• PROBLEM TO WORK ON:
The following entries are to be retyped in full, exactly as written.

• Extracted data entries:
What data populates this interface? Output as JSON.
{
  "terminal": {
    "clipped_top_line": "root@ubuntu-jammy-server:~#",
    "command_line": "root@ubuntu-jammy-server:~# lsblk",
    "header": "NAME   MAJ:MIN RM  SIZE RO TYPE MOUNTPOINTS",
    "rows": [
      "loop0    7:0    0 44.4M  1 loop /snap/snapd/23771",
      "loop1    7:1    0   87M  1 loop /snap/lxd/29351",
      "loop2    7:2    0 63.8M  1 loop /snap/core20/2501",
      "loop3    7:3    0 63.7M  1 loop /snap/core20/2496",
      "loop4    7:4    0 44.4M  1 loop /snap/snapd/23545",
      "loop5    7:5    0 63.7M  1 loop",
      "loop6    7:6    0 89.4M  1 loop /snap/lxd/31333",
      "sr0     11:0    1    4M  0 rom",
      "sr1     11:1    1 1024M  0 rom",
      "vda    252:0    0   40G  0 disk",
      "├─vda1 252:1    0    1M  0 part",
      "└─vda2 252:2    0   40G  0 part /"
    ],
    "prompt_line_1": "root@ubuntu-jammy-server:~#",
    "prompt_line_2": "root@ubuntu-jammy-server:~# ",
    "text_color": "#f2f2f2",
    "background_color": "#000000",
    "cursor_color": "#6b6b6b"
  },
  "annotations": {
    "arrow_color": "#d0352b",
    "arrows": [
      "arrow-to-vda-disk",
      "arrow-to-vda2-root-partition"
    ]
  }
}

• FINISHED EXERCISE:
What data populates this interface? Output as JSON.
{
  "terminal": {
    "clipped_top_line": "root@ubuntu-jammy-server:~#",
    "command_line": "root@ubuntu-jammy-server:~# lsblk",
    "header": "NAME   MAJ:MIN RM  SIZE RO TYPE MOUNTPOINTS",
    "rows": [
      "loop0    7:0    0 44.4M  1 loop /snap/snapd/23771",
      "loop1    7:1    0   87M  1 loop /snap/lxd/29351",
      "loop2    7:2    0 63.8M  1 loop /snap/core20/2501",
      "loop3    7:3    0 63.7M  1 loop /snap/core20/2496",
      "loop4    7:4    0 44.4M  1 loop /snap/snapd/23545",
      "loop5    7:5    0 63.7M  1 loop",
      "loop6    7:6    0 89.4M  1 loop /snap/lxd/31333",
      "sr0     11:0    1    4M  0 rom",
      "sr1     11:1    1 1024M  0 rom",
      "vda    252:0    0   40G  0 disk",
      "├─vda1 252:1    0    1M  0 part",
      "└─vda2 252:2    0   40G  0 part /"
    ],
    "prompt_line_1": "root@ubuntu-jammy-server:~#",
    "prompt_line_2": "root@ubuntu-jammy-server:~# ",
    "text_color": "#f2f2f2",
    "background_color": "#000000",
    "cursor_color": "#6b6b6b"
  },
  "annotations": {
    "arrow_color": "#d0352b",
    "arrows": [
      "arrow-to-vda-disk",
      "arrow-to-vda2-root-partition"
    ]
  }
}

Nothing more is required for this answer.